New technology able to create unsaturated semi-solid fats from liquid oils is therefore attracting interest from the food industry, said John, who specialises in developing nanomaterials that are self-assembled from the 'bottom up' (rather than using 'top-down' techniques that make larger particles smaller).
"Current methods [for hardening liquid oils] such as partial hydrogenation, inter-esterification or adding fatty acids can be problematic, so we're looking to generate sugar-based short chain molecular gels as new oil gelators [substances that could be added to liquid oils which makes them go semi-solid]. These could be used in confectionery and baking."
He added: "We have developed a few sugar-based amphiphiles, which showed excellent oil-thickening ability, but this work is still in the developmental stage and we do not think that there are any such molecules currently on the market."
Oil gelators had been used industrially in the past to make some frying oils spoonable, said fats and oils expert Geoff Talbot, but this was new.
"Unilever had a product called Superfry using this technology, but not using sugar-based substances to achieve it," said Talbot.

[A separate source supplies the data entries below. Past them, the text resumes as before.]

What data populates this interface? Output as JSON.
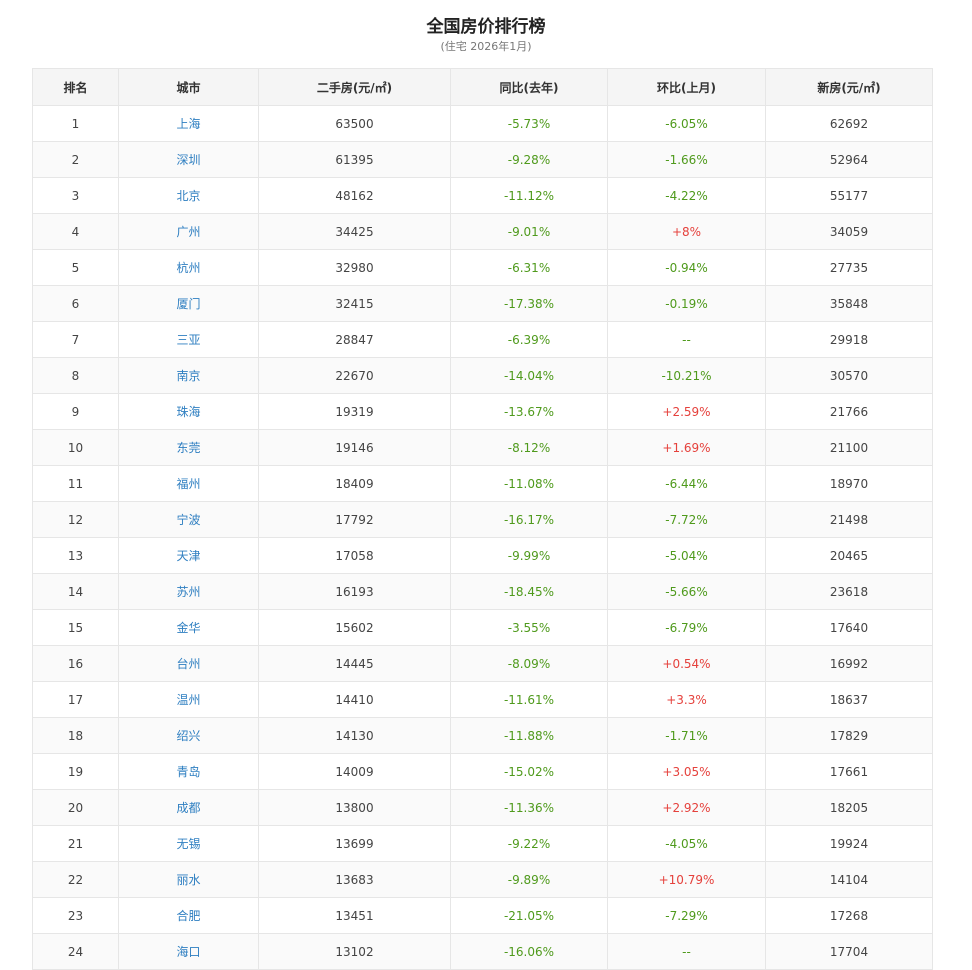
{
  "header": {
    "title": "全国房价排行榜",
    "subtitle": "(住宅 2026年1月)"
  },
  "table": {
    "columns": [
      "排名",
      "城市",
      "二手房(元/㎡)",
      "同比(去年)",
      "环比(上月)",
      "新房(元/㎡)"
    ],
    "rows": [
      {
        "rank": "1",
        "city": "上海",
        "second_hand": "63500",
        "yoy": "-5.73%",
        "mom": "-6.05%",
        "new_home": "62692"
      },
      {
        "rank": "2",
        "city": "深圳",
        "second_hand": "61395",
        "yoy": "-9.28%",
        "mom": "-1.66%",
        "new_home": "52964"
      },
      {
        "rank": "3",
        "city": "北京",
        "second_hand": "48162",
        "yoy": "-11.12%",
        "mom": "-4.22%",
        "new_home": "55177"
      },
      {
        "rank": "4",
        "city": "广州",
        "second_hand": "34425",
        "yoy": "-9.01%",
        "mom": "+8%",
        "new_home": "34059"
      },
      {
        "rank": "5",
        "city": "杭州",
        "second_hand": "32980",
        "yoy": "-6.31%",
        "mom": "-0.94%",
        "new_home": "27735"
      },
      {
        "rank": "6",
        "city": "厦门",
        "second_hand": "32415",
        "yoy": "-17.38%",
        "mom": "-0.19%",
        "new_home": "35848"
      },
      {
        "rank": "7",
        "city": "三亚",
        "second_hand": "28847",
        "yoy": "-6.39%",
        "mom": "--",
        "new_home": "29918"
      },
      {
        "rank": "8",
        "city": "南京",
        "second_hand": "22670",
        "yoy": "-14.04%",
        "mom": "-10.21%",
        "new_home": "30570"
      },
      {
        "rank": "9",
        "city": "珠海",
        "second_hand": "19319",
        "yoy": "-13.67%",
        "mom": "+2.59%",
        "new_home": "21766"
      },
      {
        "rank": "10",
        "city": "东莞",
        "second_hand": "19146",
        "yoy": "-8.12%",
        "mom": "+1.69%",
        "new_home": "21100"
      },
      {
        "rank": "11",
        "city": "福州",
        "second_hand": "18409",
        "yoy": "-11.08%",
        "mom": "-6.44%",
        "new_home": "18970"
      },
      {
        "rank": "12",
        "city": "宁波",
        "second_hand": "17792",
        "yoy": "-16.17%",
        "mom": "-7.72%",
        "new_home": "21498"
      },
      {
        "rank": "13",
        "city": "天津",
        "second_hand": "17058",
        "yoy": "-9.99%",
        "mom": "-5.04%",
        "new_home": "20465"
      },
      {
        "rank": "14",
        "city": "苏州",
        "second_hand": "16193",
        "yoy": "-18.45%",
        "mom": "-5.66%",
        "new_home": "23618"
      },
      {
        "rank": "15",
        "city": "金华",
        "second_hand": "15602",
        "yoy": "-3.55%",
        "mom": "-6.79%",
        "new_home": "17640"
      },
      {
        "rank": "16",
        "city": "台州",
        "second_hand": "14445",
        "yoy": "-8.09%",
        "mom": "+0.54%",
        "new_home": "16992"
      },
      {
        "rank": "17",
        "city": "温州",
        "second_hand": "14410",
        "yoy": "-11.61%",
        "mom": "+3.3%",
        "new_home": "18637"
      },
      {
        "rank": "18",
        "city": "绍兴",
        "second_hand": "14130",
        "yoy": "-11.88%",
        "mom": "-1.71%",
        "new_home": "17829"
      },
      {
        "rank": "19",
        "city": "青岛",
        "second_hand": "14009",
        "yoy": "-15.02%",
        "mom": "+3.05%",
        "new_home": "17661"
      },
      {
        "rank": "20",
        "city": "成都",
        "second_hand": "13800",
        "yoy": "-11.36%",
        "mom": "+2.92%",
        "new_home": "18205"
      },
      {
        "rank": "21",
        "city": "无锡",
        "second_hand": "13699",
        "yoy": "-9.22%",
        "mom": "-4.05%",
        "new_home": "19924"
      },
      {
        "rank": "22",
        "city": "丽水",
        "second_hand": "13683",
        "yoy": "-9.89%",
        "mom": "+10.79%",
        "new_home": "14104"
      },
      {
        "rank": "23",
        "city": "合肥",
        "second_hand": "13451",
        "yoy": "-21.05%",
        "mom": "-7.29%",
        "new_home": "17268"
      },
      {
        "rank": "24",
        "city": "海口",
        "second_hand": "13102",
        "yoy": "-16.06%",
        "mom": "--",
        "new_home": "17704"
      }
    ]
  },
  "colors": {
    "link": "#2f7fc1",
    "negative": "#4f9a1c",
    "positive": "#e5413c"
  }
}
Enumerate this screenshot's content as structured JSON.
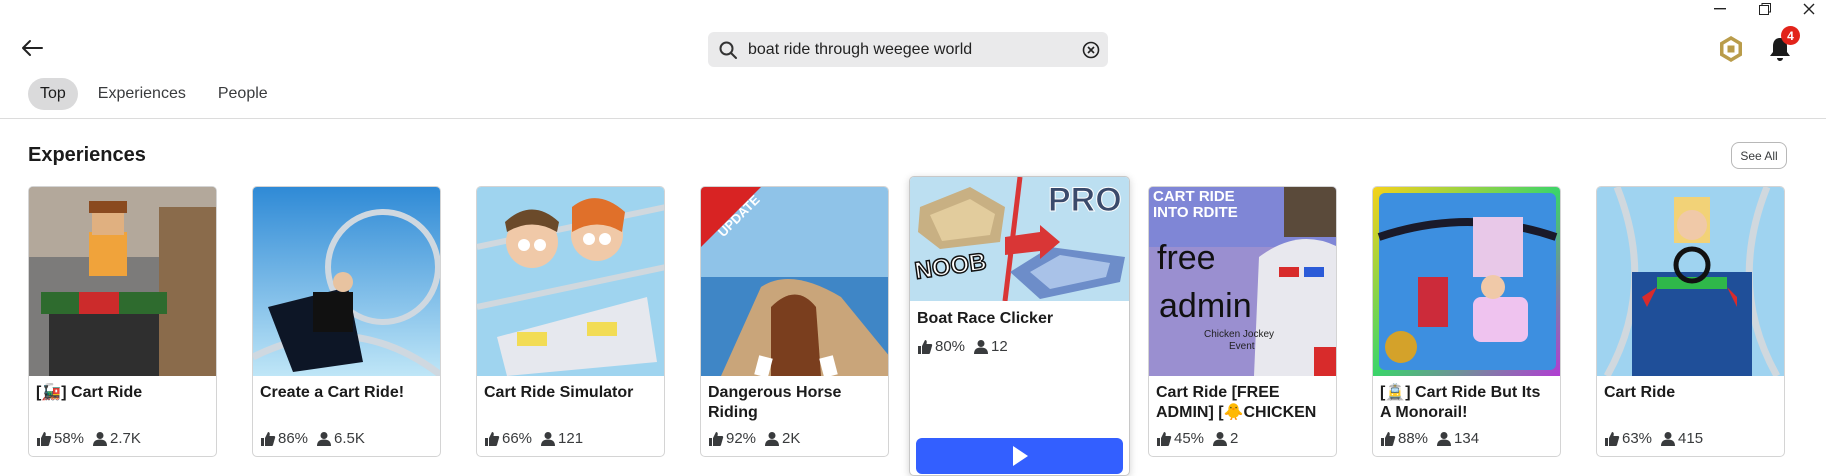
{
  "search": {
    "value": "boat ride through weegee world",
    "placeholder": "Search"
  },
  "notifications": {
    "count": "4"
  },
  "tabs": [
    {
      "label": "Top",
      "active": true
    },
    {
      "label": "Experiences",
      "active": false
    },
    {
      "label": "People",
      "active": false
    }
  ],
  "section": {
    "title": "Experiences",
    "see_all": "See All"
  },
  "cards": [
    {
      "name": "[🚂] Cart Ride",
      "rating": "58%",
      "players": "2.7K"
    },
    {
      "name": "Create a Cart Ride!",
      "rating": "86%",
      "players": "6.5K"
    },
    {
      "name": "Cart Ride Simulator",
      "rating": "66%",
      "players": "121"
    },
    {
      "name": "Dangerous Horse Riding",
      "rating": "92%",
      "players": "2K",
      "thumb_text": "UPDATE"
    },
    {
      "name": "Boat Race Clicker",
      "rating": "80%",
      "players": "12",
      "thumb_text_1": "NOOB",
      "thumb_text_2": "PRO"
    },
    {
      "name": "Cart Ride [FREE ADMIN]  [🐥CHICKEN",
      "rating": "45%",
      "players": "2",
      "thumb_text_1": "CART RIDE",
      "thumb_text_2": "INTO RDITE",
      "thumb_text_3": "free",
      "thumb_text_4": "admin",
      "thumb_text_5": "Chicken Jockey",
      "thumb_text_6": "Event"
    },
    {
      "name": "[🚊] Cart Ride But Its A Monorail!",
      "rating": "88%",
      "players": "134"
    },
    {
      "name": "Cart Ride",
      "rating": "63%",
      "players": "415"
    }
  ],
  "colors": {
    "accent": "#335fff",
    "badge": "#e2231a",
    "tab_active_bg": "#dadadb"
  }
}
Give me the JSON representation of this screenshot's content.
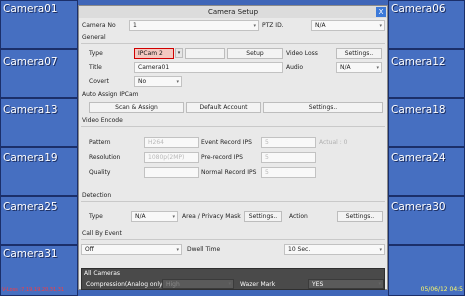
{
  "cameras": {
    "c01": "Camera01",
    "c06": "Camera06",
    "c07": "Camera07",
    "c12": "Camera12",
    "c13": "Camera13",
    "c18": "Camera18",
    "c19": "Camera19",
    "c24": "Camera24",
    "c25": "Camera25",
    "c30": "Camera30",
    "c31": "Camera31"
  },
  "status": {
    "loss": "V-Loss :7,19,19,20,31,31",
    "datetime": "05/06/12 04:5"
  },
  "dialog": {
    "title": "Camera Setup",
    "close": "X",
    "camera_no_label": "Camera No",
    "camera_no_value": "1",
    "ptz_label": "PTZ ID.",
    "ptz_value": "N/A",
    "general": "General",
    "type_label": "Type",
    "type_value": "IPCam 2",
    "setup": "Setup",
    "video_loss_label": "Video Loss",
    "video_loss_settings": "Settings..",
    "title_label": "Title",
    "title_value": "Camera01",
    "audio_label": "Audio",
    "audio_value": "N/A",
    "covert_label": "Covert",
    "covert_value": "No",
    "auto_assign": "Auto Assign IPCam",
    "scan_assign": "Scan & Assign",
    "default_account": "Default Account",
    "auto_settings": "Settings..",
    "video_encode": "Video Encode",
    "pattern_label": "Pattern",
    "pattern_value": "H264",
    "event_ips_label": "Event Record IPS",
    "event_ips_value": "5",
    "actual_label": "Actual : 0",
    "resolution_label": "Resolution",
    "resolution_value": "1080p(2MP)",
    "prerecord_label": "Pre-record IPS",
    "prerecord_value": "5",
    "quality_label": "Quality",
    "normal_ips_label": "Normal Record IPS",
    "normal_ips_value": "5",
    "detection": "Detection",
    "det_type_label": "Type",
    "det_type_value": "N/A",
    "area_label": "Area / Privacy Mask",
    "area_settings": "Settings..",
    "action_label": "Action",
    "action_settings": "Settings..",
    "call_by_event": "Call By Event",
    "call_value": "Off",
    "dwell_label": "Dwell Time",
    "dwell_value": "10 Sec.",
    "all_cameras": "All Cameras",
    "compression_label": "Compression(Analog only)",
    "compression_value": "High",
    "watermark_label": "Wazer Mark",
    "watermark_value": "YES"
  },
  "colors": {
    "background": "#3f66b8",
    "highlight_border": "#d00000",
    "highlight_fill": "#f4c9c1",
    "title_button": "#3b79d9"
  },
  "icons": {
    "dropdown": "chevron-down-icon",
    "close": "close-icon"
  }
}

Unilever also spoke at the conference. The consumer goods giant highlighted a series of novel techniques for creating nano emulsions enabling the more efficient delivery of nutrients including high pressure homogenisation, microchannel emulsification and a new 'melt' emulsification process.